» **Work to complete**
Show every line in the entries below where the word "following" appears.
Data extract Block Start
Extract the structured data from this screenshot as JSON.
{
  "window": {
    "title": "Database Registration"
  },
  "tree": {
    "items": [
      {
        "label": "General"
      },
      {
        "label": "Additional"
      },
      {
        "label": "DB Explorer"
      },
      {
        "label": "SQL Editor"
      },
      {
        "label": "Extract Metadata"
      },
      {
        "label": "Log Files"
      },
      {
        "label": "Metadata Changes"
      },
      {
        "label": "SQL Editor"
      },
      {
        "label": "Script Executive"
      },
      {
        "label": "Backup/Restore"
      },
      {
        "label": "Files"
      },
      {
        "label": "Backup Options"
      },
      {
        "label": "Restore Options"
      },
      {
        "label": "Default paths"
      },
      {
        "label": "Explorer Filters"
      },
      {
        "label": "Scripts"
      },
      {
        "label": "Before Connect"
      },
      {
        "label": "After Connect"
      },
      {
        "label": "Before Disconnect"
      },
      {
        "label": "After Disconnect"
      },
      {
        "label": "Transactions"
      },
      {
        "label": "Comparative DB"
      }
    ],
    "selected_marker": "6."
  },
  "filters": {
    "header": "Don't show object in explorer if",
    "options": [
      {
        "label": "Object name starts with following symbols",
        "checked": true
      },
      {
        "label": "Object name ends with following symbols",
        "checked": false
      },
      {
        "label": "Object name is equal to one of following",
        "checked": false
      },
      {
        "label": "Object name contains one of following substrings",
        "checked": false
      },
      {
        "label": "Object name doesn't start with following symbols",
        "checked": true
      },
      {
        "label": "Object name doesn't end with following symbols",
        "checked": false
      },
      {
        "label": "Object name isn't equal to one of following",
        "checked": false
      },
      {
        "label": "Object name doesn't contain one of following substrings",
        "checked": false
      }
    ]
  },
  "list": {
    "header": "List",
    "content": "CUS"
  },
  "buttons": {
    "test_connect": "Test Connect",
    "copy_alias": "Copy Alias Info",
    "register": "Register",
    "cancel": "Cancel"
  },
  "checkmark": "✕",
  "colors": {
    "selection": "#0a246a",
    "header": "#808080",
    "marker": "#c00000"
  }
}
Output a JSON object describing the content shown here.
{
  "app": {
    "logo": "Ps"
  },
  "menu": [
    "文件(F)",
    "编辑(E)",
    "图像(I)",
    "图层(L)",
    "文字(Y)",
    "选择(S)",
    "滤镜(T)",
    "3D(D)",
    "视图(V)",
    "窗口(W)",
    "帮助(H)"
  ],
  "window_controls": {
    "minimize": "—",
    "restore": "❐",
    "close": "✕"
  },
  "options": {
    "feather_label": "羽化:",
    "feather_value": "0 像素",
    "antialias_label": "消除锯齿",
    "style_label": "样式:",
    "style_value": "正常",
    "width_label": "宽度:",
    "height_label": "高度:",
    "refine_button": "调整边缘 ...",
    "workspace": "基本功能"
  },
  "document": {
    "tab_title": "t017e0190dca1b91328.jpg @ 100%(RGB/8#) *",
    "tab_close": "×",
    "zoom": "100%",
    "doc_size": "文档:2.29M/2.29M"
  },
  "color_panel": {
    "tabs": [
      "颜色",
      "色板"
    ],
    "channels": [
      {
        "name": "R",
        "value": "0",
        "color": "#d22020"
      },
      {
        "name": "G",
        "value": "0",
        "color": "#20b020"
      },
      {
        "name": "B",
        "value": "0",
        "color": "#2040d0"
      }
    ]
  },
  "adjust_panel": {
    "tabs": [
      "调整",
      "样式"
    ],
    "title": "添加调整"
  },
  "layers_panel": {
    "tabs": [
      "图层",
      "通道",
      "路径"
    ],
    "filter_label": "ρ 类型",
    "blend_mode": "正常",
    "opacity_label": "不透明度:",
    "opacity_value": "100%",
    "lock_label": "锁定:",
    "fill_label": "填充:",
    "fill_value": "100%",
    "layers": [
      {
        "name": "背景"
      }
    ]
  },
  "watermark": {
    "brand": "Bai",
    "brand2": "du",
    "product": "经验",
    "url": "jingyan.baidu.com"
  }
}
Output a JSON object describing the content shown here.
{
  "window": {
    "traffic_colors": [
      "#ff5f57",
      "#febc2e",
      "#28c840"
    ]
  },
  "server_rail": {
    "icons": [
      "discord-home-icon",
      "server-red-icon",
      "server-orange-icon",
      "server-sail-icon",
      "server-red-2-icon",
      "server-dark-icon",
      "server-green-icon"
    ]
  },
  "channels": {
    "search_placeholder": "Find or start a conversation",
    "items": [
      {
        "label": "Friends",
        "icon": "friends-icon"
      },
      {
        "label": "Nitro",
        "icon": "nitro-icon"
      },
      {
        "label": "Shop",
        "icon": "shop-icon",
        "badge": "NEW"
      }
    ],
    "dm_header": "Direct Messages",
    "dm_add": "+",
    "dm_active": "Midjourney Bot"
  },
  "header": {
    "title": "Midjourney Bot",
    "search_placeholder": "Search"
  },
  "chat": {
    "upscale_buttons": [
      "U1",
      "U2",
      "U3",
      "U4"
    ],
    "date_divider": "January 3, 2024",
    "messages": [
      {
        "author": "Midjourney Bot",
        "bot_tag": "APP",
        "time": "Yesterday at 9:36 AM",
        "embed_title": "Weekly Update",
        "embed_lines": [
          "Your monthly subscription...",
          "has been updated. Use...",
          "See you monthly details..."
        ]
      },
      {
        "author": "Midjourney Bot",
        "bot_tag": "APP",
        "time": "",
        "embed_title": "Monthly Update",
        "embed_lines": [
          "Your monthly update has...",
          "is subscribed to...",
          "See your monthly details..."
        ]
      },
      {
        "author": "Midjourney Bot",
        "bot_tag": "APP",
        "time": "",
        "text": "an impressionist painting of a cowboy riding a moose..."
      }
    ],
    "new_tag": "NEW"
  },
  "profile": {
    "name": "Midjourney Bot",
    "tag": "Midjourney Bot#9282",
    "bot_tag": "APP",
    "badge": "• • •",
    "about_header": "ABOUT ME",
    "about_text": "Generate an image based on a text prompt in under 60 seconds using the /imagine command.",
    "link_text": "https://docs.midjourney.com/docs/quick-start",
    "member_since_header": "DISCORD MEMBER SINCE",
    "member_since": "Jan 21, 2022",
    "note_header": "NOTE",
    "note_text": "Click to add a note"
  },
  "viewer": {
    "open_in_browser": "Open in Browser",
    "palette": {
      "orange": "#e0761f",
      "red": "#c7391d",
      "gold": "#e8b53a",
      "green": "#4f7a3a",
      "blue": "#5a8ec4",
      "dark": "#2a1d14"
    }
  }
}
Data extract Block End
» **Response below**
        "label": "Object name starts with following symbols",
        "label": "Object name ends with following symbols",
        "label": "Object name is equal to one of following",
        "label": "Object name contains one of following substrings",
        "label": "Object name doesn't start with following symbols",
        "label": "Object name doesn't end with following symbols",
        "label": "Object name isn't equal to one of following",
        "label": "Object name doesn't contain one of following substrings",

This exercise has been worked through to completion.